February went really well and my motivation to train is high. I’m starting to see some physical adaptations in all three sports but probably most pronounced in the swim. The other good development is that my back is getting better. For the last couple of months I’d been lazy about doing my prescribed strength and conditioning and as a result where I’d had surgery my back had gotten gradually weaker and, particularly first thing in the morning I would be in pain and unable to bend over. I’ve been a bit more diligent about getting the work done and I’m starting to see the benefits. Probably the most critical aspect of the process isn’t getting fit enough to race and qualify but to get the weakest link in the chain (my back) strong enough that it will support the training and racing load. It’s rarely a lack of fitness that is the limiting factor for Ironman. Often it’s the fact that our weakest area will start to break down. If my back goes during either training or racing then it’s game over, therefore it, not fitness is my limiting factor at the moment. The volume and load of training will show up every weakness over the next few months. It will be very important to be proactive and address them before they become injuries. Anyway let’s move onto the weeks training.

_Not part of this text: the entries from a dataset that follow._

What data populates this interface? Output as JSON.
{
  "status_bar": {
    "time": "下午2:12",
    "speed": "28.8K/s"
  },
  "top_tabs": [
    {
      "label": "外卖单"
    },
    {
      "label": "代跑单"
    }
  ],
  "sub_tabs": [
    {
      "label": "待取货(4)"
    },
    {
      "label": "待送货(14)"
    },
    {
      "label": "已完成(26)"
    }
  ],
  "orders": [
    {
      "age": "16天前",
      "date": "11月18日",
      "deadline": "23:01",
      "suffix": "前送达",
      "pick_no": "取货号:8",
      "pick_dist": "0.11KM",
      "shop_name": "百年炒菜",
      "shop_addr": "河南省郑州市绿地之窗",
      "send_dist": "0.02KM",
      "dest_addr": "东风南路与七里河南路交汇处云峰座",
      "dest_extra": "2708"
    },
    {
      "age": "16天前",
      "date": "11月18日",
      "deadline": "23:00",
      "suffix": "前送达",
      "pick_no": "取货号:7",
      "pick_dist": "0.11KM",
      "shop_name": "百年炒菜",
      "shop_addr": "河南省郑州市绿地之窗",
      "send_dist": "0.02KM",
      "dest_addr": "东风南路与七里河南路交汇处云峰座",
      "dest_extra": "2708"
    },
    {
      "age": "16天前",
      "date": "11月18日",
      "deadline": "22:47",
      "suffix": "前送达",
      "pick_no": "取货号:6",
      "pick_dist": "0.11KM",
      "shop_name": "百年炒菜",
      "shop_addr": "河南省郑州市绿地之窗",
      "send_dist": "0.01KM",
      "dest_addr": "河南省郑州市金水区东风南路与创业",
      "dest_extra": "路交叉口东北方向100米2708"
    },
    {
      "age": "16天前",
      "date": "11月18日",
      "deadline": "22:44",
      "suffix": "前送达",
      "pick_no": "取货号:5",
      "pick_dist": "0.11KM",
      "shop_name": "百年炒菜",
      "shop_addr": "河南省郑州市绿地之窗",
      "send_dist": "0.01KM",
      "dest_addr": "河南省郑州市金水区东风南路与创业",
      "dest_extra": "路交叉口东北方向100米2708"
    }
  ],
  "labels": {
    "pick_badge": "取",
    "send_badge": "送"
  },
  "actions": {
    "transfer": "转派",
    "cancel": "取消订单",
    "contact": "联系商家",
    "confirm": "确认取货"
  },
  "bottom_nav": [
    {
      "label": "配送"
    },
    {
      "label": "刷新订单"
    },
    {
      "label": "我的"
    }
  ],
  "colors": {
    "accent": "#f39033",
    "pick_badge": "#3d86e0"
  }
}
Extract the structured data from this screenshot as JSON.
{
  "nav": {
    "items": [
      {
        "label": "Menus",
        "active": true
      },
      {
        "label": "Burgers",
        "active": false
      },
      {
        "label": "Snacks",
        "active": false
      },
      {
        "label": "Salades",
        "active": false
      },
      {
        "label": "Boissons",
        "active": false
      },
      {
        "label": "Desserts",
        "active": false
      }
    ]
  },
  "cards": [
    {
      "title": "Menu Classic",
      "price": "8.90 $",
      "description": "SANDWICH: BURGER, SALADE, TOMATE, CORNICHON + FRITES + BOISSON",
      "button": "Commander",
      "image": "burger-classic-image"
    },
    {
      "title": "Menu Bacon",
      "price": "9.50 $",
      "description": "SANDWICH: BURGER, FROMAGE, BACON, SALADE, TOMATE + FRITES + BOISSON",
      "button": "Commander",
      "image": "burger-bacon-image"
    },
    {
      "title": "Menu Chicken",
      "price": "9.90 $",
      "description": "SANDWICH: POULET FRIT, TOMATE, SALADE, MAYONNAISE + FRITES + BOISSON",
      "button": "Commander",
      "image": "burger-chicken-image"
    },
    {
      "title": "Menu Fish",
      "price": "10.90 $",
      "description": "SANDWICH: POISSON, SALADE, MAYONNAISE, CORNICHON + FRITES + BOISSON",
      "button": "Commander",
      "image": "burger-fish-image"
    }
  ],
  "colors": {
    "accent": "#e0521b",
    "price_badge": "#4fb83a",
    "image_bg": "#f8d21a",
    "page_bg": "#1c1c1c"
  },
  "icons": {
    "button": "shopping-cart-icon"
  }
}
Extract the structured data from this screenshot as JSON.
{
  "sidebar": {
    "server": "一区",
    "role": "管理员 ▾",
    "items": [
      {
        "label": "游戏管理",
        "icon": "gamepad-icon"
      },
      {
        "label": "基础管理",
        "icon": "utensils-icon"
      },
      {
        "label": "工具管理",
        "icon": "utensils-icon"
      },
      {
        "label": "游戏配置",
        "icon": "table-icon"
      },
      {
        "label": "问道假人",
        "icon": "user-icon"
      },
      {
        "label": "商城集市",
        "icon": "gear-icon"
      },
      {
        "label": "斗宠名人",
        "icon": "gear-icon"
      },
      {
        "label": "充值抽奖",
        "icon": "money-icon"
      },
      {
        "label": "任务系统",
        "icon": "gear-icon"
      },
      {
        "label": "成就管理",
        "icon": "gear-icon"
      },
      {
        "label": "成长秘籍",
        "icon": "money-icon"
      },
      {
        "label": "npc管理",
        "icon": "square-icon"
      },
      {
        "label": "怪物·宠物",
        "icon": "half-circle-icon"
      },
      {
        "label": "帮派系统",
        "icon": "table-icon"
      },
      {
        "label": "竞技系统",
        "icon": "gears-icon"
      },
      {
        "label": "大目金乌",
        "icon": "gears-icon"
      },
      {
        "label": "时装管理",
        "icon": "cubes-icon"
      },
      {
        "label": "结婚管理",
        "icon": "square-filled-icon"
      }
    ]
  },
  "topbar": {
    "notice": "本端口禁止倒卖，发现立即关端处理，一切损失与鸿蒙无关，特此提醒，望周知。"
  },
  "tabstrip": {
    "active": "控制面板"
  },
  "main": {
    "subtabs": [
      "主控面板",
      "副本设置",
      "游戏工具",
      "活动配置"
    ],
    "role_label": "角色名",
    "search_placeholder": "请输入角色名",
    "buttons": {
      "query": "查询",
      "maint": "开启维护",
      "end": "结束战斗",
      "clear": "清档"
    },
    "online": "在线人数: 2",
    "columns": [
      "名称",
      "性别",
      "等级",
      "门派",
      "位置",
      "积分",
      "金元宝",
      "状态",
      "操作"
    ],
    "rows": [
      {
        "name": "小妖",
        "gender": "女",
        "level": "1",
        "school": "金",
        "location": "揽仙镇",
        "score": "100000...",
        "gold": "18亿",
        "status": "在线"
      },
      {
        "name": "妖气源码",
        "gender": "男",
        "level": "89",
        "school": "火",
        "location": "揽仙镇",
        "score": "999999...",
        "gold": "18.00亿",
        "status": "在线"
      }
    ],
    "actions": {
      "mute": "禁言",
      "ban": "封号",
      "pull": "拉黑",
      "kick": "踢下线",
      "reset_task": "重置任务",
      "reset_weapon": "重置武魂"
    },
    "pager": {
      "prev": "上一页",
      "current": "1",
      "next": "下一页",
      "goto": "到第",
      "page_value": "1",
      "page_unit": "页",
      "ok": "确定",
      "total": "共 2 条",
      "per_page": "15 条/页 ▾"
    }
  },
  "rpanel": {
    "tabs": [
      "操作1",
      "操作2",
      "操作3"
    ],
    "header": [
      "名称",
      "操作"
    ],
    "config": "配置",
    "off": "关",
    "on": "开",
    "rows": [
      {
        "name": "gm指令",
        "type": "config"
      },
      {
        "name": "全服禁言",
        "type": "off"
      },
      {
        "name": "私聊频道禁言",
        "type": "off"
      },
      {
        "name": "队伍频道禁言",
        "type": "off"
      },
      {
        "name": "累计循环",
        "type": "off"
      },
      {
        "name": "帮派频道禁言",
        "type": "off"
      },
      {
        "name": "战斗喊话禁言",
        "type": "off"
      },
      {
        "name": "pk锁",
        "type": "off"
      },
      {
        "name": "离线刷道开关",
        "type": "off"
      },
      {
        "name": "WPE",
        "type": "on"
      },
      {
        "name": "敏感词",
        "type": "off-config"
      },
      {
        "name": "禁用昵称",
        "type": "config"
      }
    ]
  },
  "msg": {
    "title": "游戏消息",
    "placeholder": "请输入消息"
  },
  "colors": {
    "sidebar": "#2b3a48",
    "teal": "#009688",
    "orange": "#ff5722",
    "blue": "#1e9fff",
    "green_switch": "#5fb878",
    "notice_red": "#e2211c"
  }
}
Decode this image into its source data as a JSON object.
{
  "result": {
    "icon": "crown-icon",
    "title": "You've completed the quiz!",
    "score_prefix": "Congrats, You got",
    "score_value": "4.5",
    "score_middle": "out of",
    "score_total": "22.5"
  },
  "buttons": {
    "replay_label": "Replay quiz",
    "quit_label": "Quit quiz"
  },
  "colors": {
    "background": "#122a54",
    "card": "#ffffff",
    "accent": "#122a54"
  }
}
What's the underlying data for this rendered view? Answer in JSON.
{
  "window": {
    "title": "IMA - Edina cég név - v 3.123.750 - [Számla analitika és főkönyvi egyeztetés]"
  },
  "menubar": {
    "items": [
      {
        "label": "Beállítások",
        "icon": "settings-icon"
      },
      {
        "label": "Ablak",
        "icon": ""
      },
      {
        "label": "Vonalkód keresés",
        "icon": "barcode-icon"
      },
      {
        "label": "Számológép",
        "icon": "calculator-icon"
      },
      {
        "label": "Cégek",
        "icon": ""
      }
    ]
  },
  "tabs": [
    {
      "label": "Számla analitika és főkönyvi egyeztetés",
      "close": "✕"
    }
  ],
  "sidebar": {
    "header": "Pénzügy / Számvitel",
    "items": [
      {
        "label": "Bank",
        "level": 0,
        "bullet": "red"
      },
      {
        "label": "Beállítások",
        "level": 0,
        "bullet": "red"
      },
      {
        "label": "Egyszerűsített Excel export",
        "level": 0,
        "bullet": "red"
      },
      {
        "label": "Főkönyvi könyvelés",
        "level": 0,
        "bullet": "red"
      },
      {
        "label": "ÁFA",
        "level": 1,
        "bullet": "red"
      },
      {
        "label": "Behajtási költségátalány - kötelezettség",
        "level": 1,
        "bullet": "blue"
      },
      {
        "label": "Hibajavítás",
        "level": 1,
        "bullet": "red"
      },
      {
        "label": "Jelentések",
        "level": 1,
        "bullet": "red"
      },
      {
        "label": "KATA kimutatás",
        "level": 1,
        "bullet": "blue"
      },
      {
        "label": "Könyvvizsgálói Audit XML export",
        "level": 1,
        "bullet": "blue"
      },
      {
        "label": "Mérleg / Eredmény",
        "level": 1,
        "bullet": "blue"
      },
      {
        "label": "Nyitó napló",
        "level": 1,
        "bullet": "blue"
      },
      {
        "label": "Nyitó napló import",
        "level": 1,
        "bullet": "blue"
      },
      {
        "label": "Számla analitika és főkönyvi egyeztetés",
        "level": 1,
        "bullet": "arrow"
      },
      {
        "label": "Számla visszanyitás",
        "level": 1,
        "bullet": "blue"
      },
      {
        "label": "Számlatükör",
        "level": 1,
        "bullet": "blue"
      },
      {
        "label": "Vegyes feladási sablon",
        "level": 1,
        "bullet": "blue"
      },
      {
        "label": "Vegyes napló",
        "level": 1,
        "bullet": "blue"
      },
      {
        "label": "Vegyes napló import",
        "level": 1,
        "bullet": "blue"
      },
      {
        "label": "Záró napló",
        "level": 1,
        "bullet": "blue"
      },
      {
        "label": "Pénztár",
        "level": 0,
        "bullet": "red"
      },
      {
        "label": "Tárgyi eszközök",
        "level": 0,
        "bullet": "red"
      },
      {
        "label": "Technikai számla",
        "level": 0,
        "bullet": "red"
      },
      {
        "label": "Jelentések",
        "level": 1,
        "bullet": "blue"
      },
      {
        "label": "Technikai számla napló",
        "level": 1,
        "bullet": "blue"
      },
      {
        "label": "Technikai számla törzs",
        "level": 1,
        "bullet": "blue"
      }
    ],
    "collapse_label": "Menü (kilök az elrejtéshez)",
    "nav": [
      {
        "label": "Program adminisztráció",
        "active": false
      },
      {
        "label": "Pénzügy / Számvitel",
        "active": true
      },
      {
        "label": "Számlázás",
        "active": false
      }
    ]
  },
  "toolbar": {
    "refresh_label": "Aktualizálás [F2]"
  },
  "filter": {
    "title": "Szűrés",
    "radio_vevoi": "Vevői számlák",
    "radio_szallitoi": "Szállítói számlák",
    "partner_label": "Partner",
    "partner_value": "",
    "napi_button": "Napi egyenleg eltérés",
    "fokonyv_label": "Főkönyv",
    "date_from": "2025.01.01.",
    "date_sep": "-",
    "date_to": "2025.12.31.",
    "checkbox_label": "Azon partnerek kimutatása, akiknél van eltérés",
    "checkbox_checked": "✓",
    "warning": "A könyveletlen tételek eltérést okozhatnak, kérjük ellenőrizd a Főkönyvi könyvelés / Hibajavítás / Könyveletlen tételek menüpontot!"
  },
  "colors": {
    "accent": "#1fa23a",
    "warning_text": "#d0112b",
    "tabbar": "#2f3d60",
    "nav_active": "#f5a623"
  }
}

I’m a firm believer in the idea that the best way to learn something quickly is to learn from someone who has done what you want to do or learn from someone who knows how to teach it….
February was a good consistent training month. In fact training hours wise it turned out to be the biggest February I’ve ever had just beating 2013’s hours, my previous biggest although this month it was helped by a solid training camp in Lanzarote.
One of the most common misconceptions about training and in particular, eating and drinking while training is that you must eat and drink constantly before, during and after training. In my experience that’s completely wrong. Most leisure riders, runners and triathletes could do a lot better by eating less both before and during. In particular less sugar. Click through for the good stuff…
The first two weeks of February saw me build in the training routine. I find it’s the best way to start. For the first month or so just the physical load of extra sessions and the stress of fitting them into your life provides enough to deal with. After about four weeks we start to flesh out the individual sessions to add in volume, always concious that it’s 8 months to go to Ironman Mallorca and starting too fast is likely to backfire.
Swim volume: An experiment. How I took a minute off my 1000 meter time trial in 2 weeks.
January has seen my first proper return to Ironman training in almost 2.5 years and with a big goal I’m really motivated, the hard job at this stage with almost 8 months to go to race day is to not get carried away and do too much too early. I am slowly getting back into the routine of regular sessions and training. For years now I have kept a training diary for my own reference. It’s useful to look back on patterns over weeks, months and years. It’s often impossible to see the big picture when you are living the details every day, a diary shows a bigger perspective on things over a longer period of time. After seeing Alan Ryan’s idea to post every session he does along the way in his attempt to not only qualify for Kona but to win his age group there I was fascinated and have been stalking his training log page with great interest for the last two months. I am shamelessly going to copy his idea (the training log one, not winning the age group in Kona) and along with regular blog updates on my progress I will post my own training diary here hopefully on a weekly basis. I will post it in a separate category which can be found at the top of the site here.
So with that said lets get onto the good stuff.